The Irving Group is a very diversified conglomerate whose size makes it a major economic and political player in Eastern Canada. This did not suffice to earn Canada’s recent submarine refit contract, however.
April 21/06: Sensors. The Canadian navy placed an order for 13 Sirius long-range Infrared Search and Track (IRST) systems with DRS Technologies Canada, now part of the Italian Finmeccanica group following a 2008 acquisition announcement. Thales Nederland is the major subcontractor. The larger order is placed in conjunction with the Netherlands, who will be installing them on their ultra-modern F124 De Zeven Provincien anti-air frigates. In Canada, 12 systems are slated for the Halifax Class frigate upgrade program, and one will be used for land-based training. The systems will be delivered between 2008 – 2011.
For full coverage of the contract’s details, the Sirius system’s capabilities, and why those capabilities matter to modern ships, read “Canada & Holland Order 17 SIRIUS Shipboard Long-Range IRST Sensors.”
April 5/06: Team DRS. DRS Technologies Canada announces that its frigate upgrade team will include the Armaris joint venture between France’s DCN and Thales Naval. ////their combat system will be based on the Ship Enhanced Tactical Information System (SETIS), which was developed for the new Franco-Italian FREMM frigate program.
The agreement that will see DRS Technologies Canada bid as prime contractor, with Armaris as CMS supplier and integrator. Sources: DRS Technologies, “DRS Technologies Canada Teams with Armaris for the Upgrade of Canadian Navy Halifax Frigates”.
Background: Halifax Class & HCM/FELEX
* Naval Technology – Halifax Class Frigates, Canada.
* Canada DND – Backgrounder: Halifax-Class Modernization (HCM) / Frigate Life Extension (FELEX). Updated Aug 21/13.
* Canada DND – Halifax-class Modernization / Frigate Life Extension.
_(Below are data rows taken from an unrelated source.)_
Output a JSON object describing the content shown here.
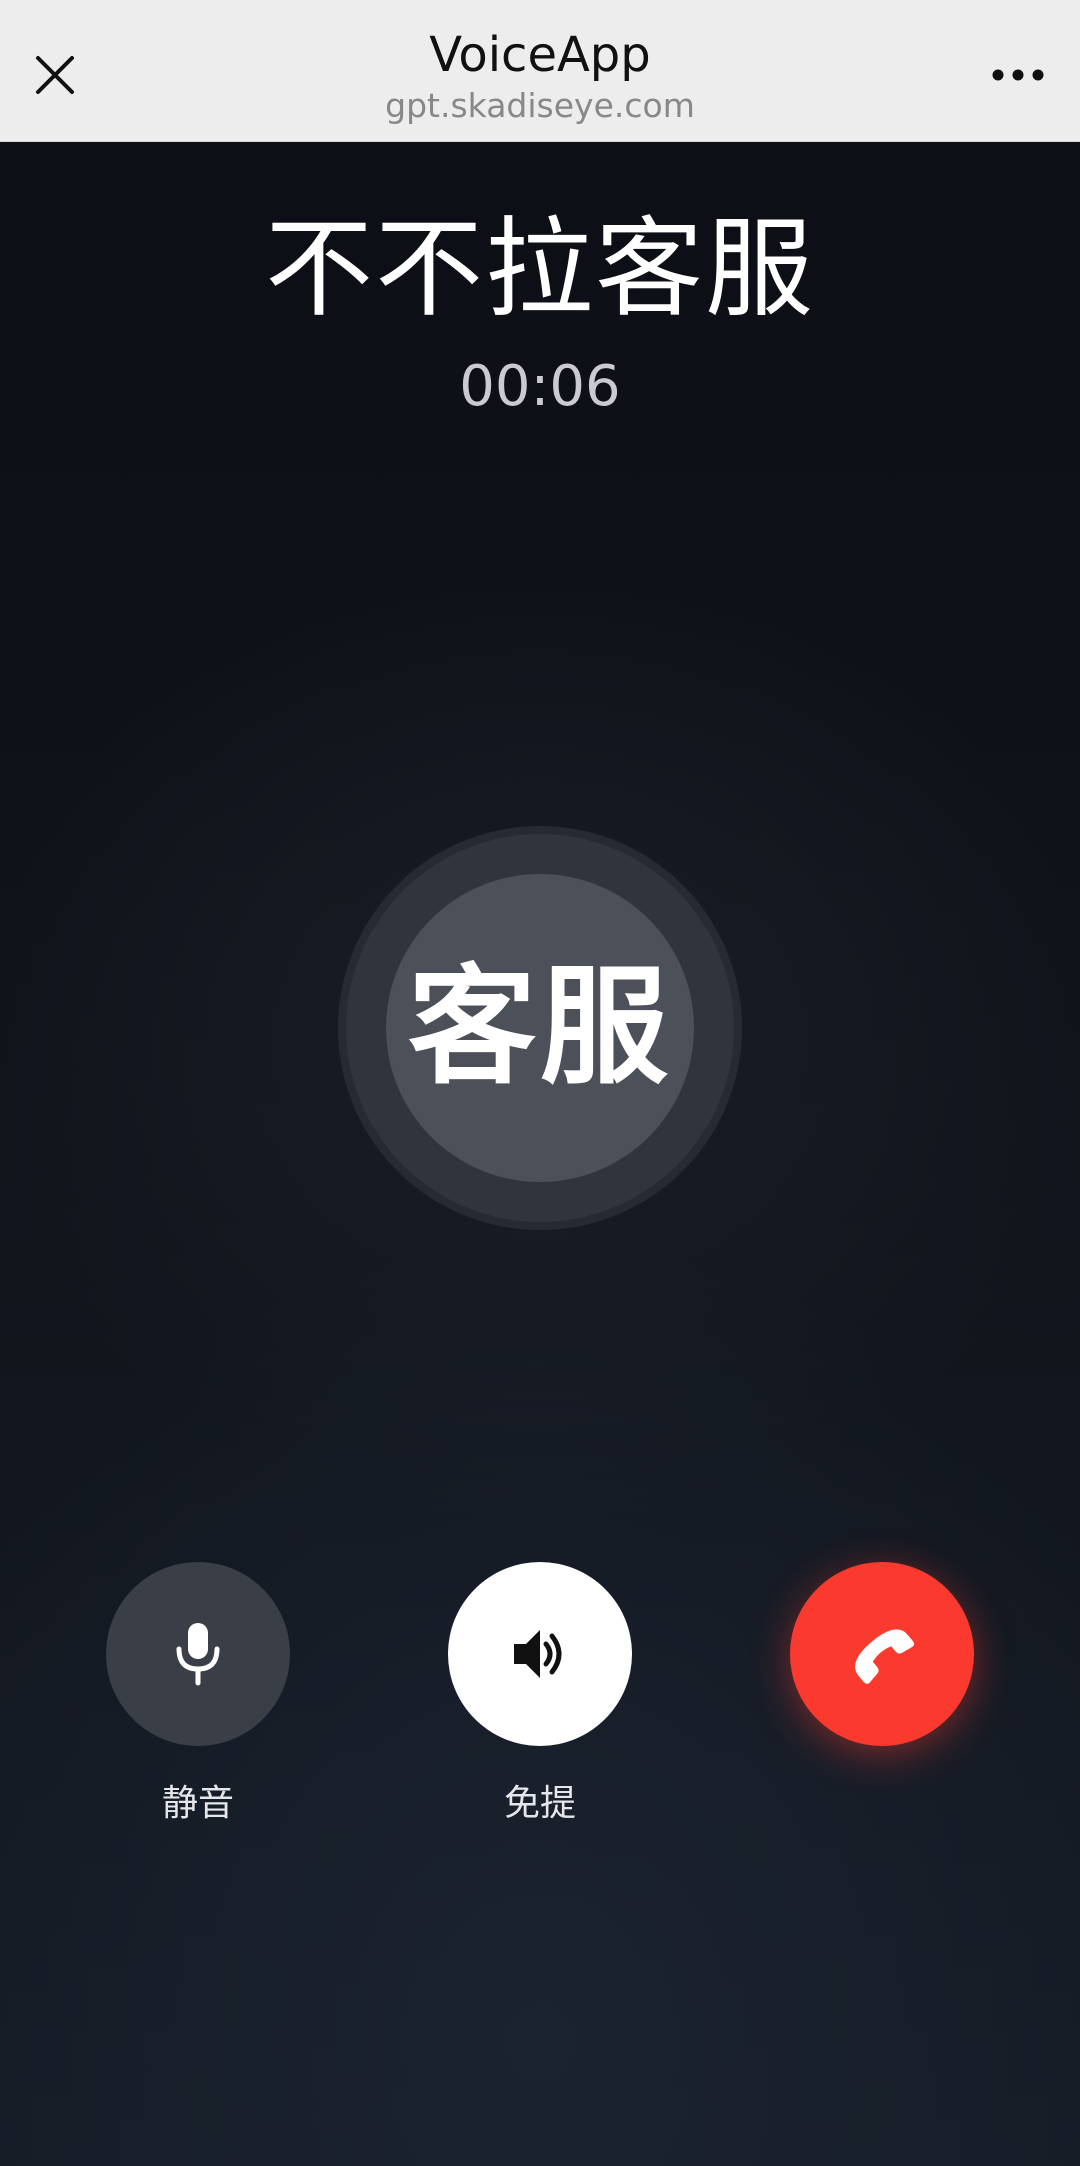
{
  "topbar": {
    "title": "VoiceApp",
    "subtitle": "gpt.skadiseye.com",
    "close_icon": "close-icon",
    "more_icon": "more-horizontal-icon"
  },
  "call": {
    "contact_name": "不不拉客服",
    "timer": "00:06",
    "avatar_text": "客服"
  },
  "controls": {
    "mute": {
      "label": "静音",
      "icon": "microphone-icon"
    },
    "speaker": {
      "label": "免提",
      "icon": "speaker-icon"
    },
    "hangup": {
      "icon": "hang-up-icon",
      "color": "#fa3a2e"
    }
  },
  "colors": {
    "topbar_bg": "#ededed",
    "screen_bg": "#0c0f15",
    "hangup_red": "#fa3a2e"
  }
}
The Wayback machine has a snapshot of the old site (2008 snapshot), including sub-sections like project schedule.
Background: Key Sub-systems
* Lockheed Martin Canada – Naval Combat Management Systems.
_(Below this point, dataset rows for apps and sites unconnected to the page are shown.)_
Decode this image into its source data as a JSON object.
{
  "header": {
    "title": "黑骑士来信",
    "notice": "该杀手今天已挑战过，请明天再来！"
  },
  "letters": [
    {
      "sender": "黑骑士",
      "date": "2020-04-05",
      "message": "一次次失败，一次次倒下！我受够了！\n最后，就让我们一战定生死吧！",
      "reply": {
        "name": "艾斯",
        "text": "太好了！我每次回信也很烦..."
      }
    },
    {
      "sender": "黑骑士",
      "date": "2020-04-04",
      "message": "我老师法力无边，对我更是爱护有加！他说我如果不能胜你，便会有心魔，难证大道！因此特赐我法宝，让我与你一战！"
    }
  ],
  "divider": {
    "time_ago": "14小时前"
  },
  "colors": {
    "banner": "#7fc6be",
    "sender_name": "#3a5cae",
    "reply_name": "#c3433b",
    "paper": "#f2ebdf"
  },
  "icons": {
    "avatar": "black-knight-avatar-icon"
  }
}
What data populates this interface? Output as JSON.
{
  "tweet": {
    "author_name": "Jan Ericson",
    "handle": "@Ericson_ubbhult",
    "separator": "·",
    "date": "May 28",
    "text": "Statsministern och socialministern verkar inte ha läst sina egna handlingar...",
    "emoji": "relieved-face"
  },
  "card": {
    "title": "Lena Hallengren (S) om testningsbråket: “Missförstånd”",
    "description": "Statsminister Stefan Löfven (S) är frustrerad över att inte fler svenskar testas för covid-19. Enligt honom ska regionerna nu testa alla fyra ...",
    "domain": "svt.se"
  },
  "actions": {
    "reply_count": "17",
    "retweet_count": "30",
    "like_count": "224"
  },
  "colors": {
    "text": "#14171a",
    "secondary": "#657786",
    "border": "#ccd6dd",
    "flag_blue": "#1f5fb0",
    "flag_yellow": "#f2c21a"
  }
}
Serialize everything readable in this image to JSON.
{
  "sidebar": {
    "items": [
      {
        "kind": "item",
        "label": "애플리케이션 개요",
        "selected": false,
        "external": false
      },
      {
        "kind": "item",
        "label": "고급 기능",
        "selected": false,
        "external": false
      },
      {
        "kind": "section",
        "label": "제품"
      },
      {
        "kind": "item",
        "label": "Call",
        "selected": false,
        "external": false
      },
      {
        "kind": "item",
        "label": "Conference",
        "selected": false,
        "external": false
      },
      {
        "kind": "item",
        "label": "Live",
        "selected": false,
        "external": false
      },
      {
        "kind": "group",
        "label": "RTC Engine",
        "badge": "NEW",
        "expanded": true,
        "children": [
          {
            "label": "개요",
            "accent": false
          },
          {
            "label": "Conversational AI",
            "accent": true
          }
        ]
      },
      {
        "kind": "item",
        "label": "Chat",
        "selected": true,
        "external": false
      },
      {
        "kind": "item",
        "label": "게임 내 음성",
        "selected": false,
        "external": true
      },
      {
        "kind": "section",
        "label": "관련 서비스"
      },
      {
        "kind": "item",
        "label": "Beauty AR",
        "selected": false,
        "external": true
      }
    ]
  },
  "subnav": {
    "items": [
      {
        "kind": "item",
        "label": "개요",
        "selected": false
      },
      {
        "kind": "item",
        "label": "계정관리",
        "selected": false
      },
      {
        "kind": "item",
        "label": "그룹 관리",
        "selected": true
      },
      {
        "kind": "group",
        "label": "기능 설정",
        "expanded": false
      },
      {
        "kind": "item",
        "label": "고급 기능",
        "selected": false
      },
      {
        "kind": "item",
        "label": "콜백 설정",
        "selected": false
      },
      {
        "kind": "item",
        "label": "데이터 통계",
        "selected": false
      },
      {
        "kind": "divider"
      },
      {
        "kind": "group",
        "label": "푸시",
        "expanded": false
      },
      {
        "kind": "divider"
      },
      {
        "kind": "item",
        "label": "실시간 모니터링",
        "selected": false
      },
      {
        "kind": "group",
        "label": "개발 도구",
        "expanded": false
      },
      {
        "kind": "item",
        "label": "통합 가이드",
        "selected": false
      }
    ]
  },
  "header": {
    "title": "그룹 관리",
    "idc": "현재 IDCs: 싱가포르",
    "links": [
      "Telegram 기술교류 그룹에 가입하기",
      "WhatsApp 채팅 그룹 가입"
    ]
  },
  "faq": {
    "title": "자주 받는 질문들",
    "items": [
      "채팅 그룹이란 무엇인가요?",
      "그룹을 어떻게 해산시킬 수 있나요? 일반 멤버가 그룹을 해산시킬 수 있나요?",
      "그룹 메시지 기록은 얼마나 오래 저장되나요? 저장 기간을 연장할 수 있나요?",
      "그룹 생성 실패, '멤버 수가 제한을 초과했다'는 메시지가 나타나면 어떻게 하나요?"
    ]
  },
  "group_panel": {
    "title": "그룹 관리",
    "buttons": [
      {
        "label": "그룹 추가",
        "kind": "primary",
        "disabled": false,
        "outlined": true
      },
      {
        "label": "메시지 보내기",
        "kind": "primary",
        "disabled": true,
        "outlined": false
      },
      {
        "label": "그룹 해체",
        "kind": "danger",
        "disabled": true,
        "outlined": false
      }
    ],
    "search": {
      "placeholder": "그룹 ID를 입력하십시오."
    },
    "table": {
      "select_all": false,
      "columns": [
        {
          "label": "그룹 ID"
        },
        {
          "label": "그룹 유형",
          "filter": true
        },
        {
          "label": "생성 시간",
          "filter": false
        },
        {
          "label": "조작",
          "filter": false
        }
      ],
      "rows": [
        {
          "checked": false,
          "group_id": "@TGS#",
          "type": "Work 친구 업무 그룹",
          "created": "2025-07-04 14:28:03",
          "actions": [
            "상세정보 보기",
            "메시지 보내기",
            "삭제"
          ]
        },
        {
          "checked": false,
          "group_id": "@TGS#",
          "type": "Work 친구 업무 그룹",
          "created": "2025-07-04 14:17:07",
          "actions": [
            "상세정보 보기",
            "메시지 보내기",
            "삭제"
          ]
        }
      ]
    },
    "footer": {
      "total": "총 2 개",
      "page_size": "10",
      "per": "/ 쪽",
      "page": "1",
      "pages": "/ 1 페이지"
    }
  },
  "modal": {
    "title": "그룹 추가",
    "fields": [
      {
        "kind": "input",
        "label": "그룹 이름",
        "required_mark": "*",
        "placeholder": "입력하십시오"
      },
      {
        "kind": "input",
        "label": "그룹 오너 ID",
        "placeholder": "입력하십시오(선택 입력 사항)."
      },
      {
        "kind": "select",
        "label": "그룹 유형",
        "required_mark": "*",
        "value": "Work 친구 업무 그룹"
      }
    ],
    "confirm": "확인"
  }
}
* DID – Ships Ahoy! The Harpoon Missile Family. HCM upgrades to Block II.
* DID – Phalanx CIWS: The Last Defense, On Ship and Ashore. HCM upgrades to Block IB.
* Canada DND (December 2013, #7050-11-48) – Follow-up on Internal Audit: Halifax-class Modernization/Frigate Equipment Life Extension (HCM/FELEX) Project.
* Canada DND (March 2011, #7050-50) – Audit of the Halifax-Class Modernization/Frigate Equipment Life Extension (HCM/FELEX) Project.
* DID – Australia’s Hazard(ous) Frigate Upgrades: Done at Last. Their older FFG-7 frigates. Got done, but didn’t go very well.
* Australia DMO – SEA 1348 Ph 2 – ANZAC Ship Project. They were introduced around the same time as Canada’s Halifax Class, and Australia is also basing its upgrades around the 9LV combat system, ESSM missile, and Harpoon Block II strike missile. They’re using advanced locally-designed radars, however – the CEAFAR/CEAMOUNT.
* DID – New Zealand’s ANZAC Frigates Getting a Combat Upgrade. New Zealand’s ANZAC upgrade is less extensive.